__WHAT TO WORK ON__
Copy every line from the records below that carries the word "name".

__SUPPLIED ENTRIES__
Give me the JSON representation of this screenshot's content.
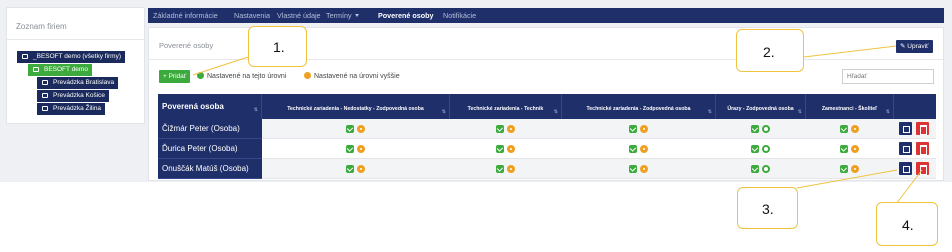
{
  "sidebar": {
    "title": "Zoznam firiem",
    "tree": [
      {
        "label": "_BESOFT demo (všetky firmy)"
      },
      {
        "label": "BESOFT demo"
      },
      {
        "label": "Prevádzka Bratislava"
      },
      {
        "label": "Prevádzka Košice"
      },
      {
        "label": "Prevádzka Žilina"
      }
    ]
  },
  "nav": {
    "items": [
      {
        "label": "Základné informácie"
      },
      {
        "label": "Nastavenia"
      },
      {
        "label": "Vlastné údaje"
      },
      {
        "label": "Termíny"
      },
      {
        "label": "Poverené osoby"
      },
      {
        "label": "Notifikácie"
      }
    ]
  },
  "panel": {
    "title": "Poverené osoby",
    "edit_button": "Upraviť",
    "add_button": "+ Pridať",
    "legend_this_level": "Nastavené na tejto úrovni",
    "legend_higher_level": "Nastavené na úrovni vyššie",
    "search_placeholder": "Hľadať"
  },
  "table": {
    "headers": [
      "Poverená osoba",
      "Technické zariadenia - Nedostatky - Zodpovedná osoba",
      "Technické zariadenia - Technik",
      "Technické zariadenia - Zodpovedná osoba",
      "Úrazy - Zodpovedná osoba",
      "Zamestnanci - Školiteľ"
    ],
    "rows": [
      {
        "name": "Čižmár Peter (Osoba)",
        "settings": [
          "orange",
          "orange",
          "orange",
          "green",
          "orange"
        ]
      },
      {
        "name": "Ďurica Peter (Osoba)",
        "settings": [
          "orange",
          "orange",
          "orange",
          "green",
          "orange"
        ]
      },
      {
        "name": "Onuščák Matúš (Osoba)",
        "settings": [
          "orange",
          "orange",
          "orange",
          "green",
          "orange"
        ]
      }
    ]
  },
  "callouts": [
    {
      "label": "1."
    },
    {
      "label": "2."
    },
    {
      "label": "3."
    },
    {
      "label": "4."
    }
  ],
  "colors": {
    "navy": "#1e2f6a",
    "green": "#3daa3d",
    "orange": "#f0a020",
    "red": "#dd3333",
    "callout_border": "#f0c340"
  }
}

__YOUR RESPONSE__
        "name": "Čižmár Peter (Osoba)",
        "name": "Ďurica Peter (Osoba)",
        "name": "Onuščák Matúš (Osoba)",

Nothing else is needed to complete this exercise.